Inspiring Stories - Della Walker
“But will you still love me when I’m all bald and mutilated” I sobbed to the other-half on learning that I had breast cancer and would need a mastectomy and chemotherapy. I should’ve known better. “Of course I will” he replied, pausing for a split second before adding “you’re ugly already”.
This might sound like grounds for divorce but, for me, it cut through the shock and misery of diagnosis and actually, for the first time in days, made me laugh.
I expect many people reading this will know only too well the initial devastation on being told you’ve got advanced breast cancer. I certainly wouldn’t care to relive those dark days of early 2012, when I learned firstly that I had cancer and then, two weeks later, that it had also been detected in my lungs and so I had advanced breast cancer. Advanced cancer is also known as metastatic or secondary breast cancer but no matter what you call it the cancer is incurable and will, eventually, see me off (falling anvils or rampaging elephants excepted of course).
The anxiety following diagnosis was incapacitating. I sat around the house all day in an increasingly grubby dressing gown watching re-runs of ‘Homes under the Hammer’ and ‘Bargain Hunt’ (yes, things really were that bad). My hands were so sweaty with fear that I spent weeks unable to stroke my much loved (but delinquent) three-legged cat, Cyril, without sticking to him and ending up with palms so furry that I looked like a particularly miserable were-woman. The fear induced sweatiness afflicted my feet too and more than one pair of slippers ended up in the bin sealed in a double-skinned hazardous waste bag (apologies to anyone suffering post-chemo nausea).
My experience of advanced breast cancer has been one of ups and downs but, so far, the worst part has been that initial soul-sucking terror. If anyone out there is going through this at the moment I’d say take heart it does get better. Back in early 2012 I turned to an online forum and I don’t think I could have gone anywhere better. Support, good advice and humour from people who are going through the whole cancer palaver themselves cannot be underestimated. They assured me that I’d feel better once I had a treatment plan and urged me to seek further help to deal with the anxiety. ‘Yeah, yeah, yeah’ I thought ungraciously. But they were, of course, completely right.
Over the course of eight weeks or so I got my treatment plan and started chemotherapy. I talked to a sympathetic GP and started taking an antidepressant which I believe has been massively helpful. Gradually, and with the huge bonus of supportive friends and family, the fog of fear started lifting.
Don’t get me wrong, I’m not saying I’ve got it all sorted and that I leap out of bed each morning with a spring in my step and a song in my heart.
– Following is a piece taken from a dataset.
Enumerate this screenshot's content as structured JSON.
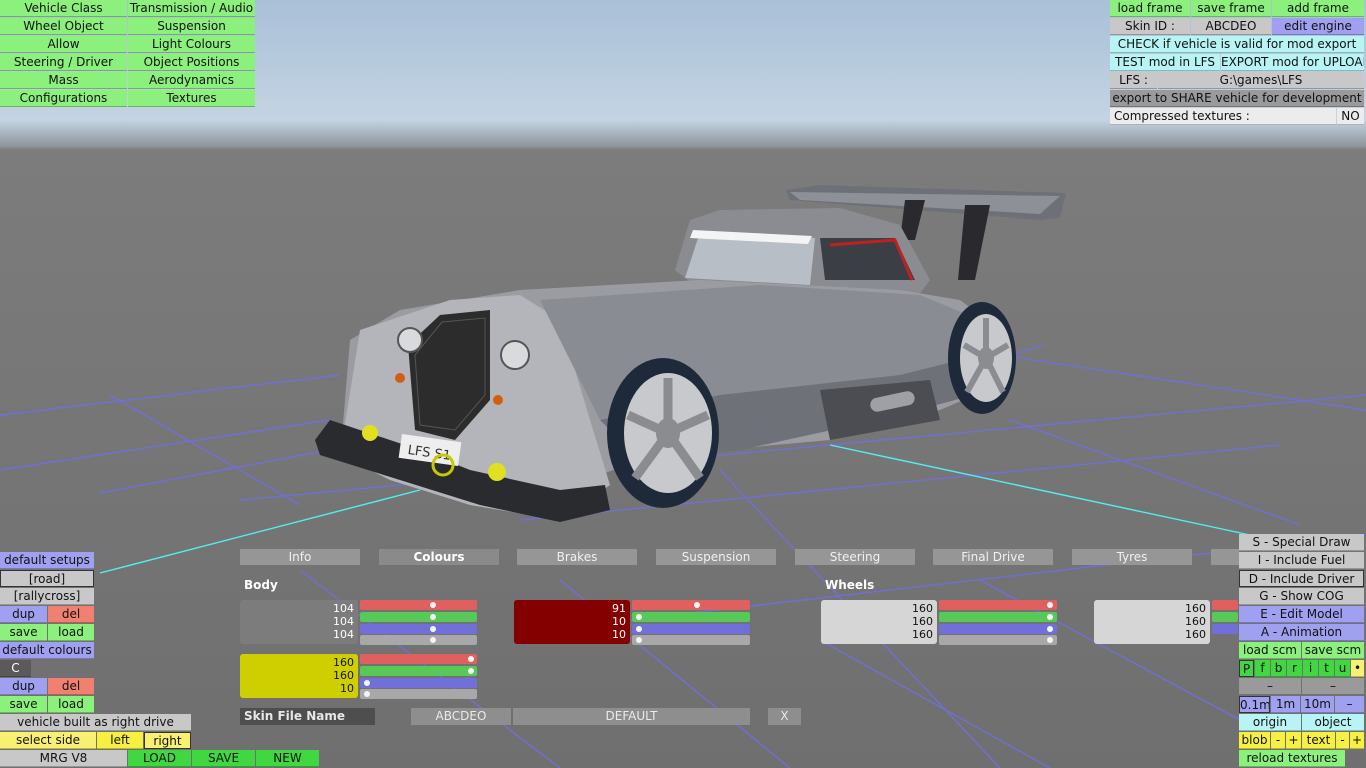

But I do have days now when I can enjoy those everyday things inventing new terms of abuse for my husband and sneering at the ‘Homes under the hammer’ presenter’s 1980s hair style.
Now, three and half years on from diagnosis, I’ve been through quite a few treatments. Most chemotherapies and/or hormonal treatments will stop working for individuals at some point – but that could be weeks, months or even years down the line and then there are other chemos and treatments to try. Of course, eventually I’ll run out of options and the cancer will come out on top. When that happens is anyone’s guess. I haven’t asked for a prognosis as I don’t think being stamped with an expiry date would be helpful.
So while I never forget the bottom line of an advanced breast cancer diagnosis, the old clichés about living in the here and now (rather than dwelling incessantly on the imagined future) and making the most of what you’ve got have turned out, for me, to be true. To be honest this is a little bit annoying as, in general, I’ve taken pride in not being one of those irritating Pollyanna-my-glass-is-half-full type of people. However, realising that even a grotty diagnosis doesn’t mean sitting around sweating in a stained and revolting dressing gown for the rest of my life has been a huge relief.
I haven’t come across a single person with advanced breast cancer who hasn’t said that the initial days after diagnosis are some of the worst they’ve experienced but that their frame of mind improves after there has been time to absorb the shock. So do hang on in there if you’ve just been given the earth shattering news – life does get better.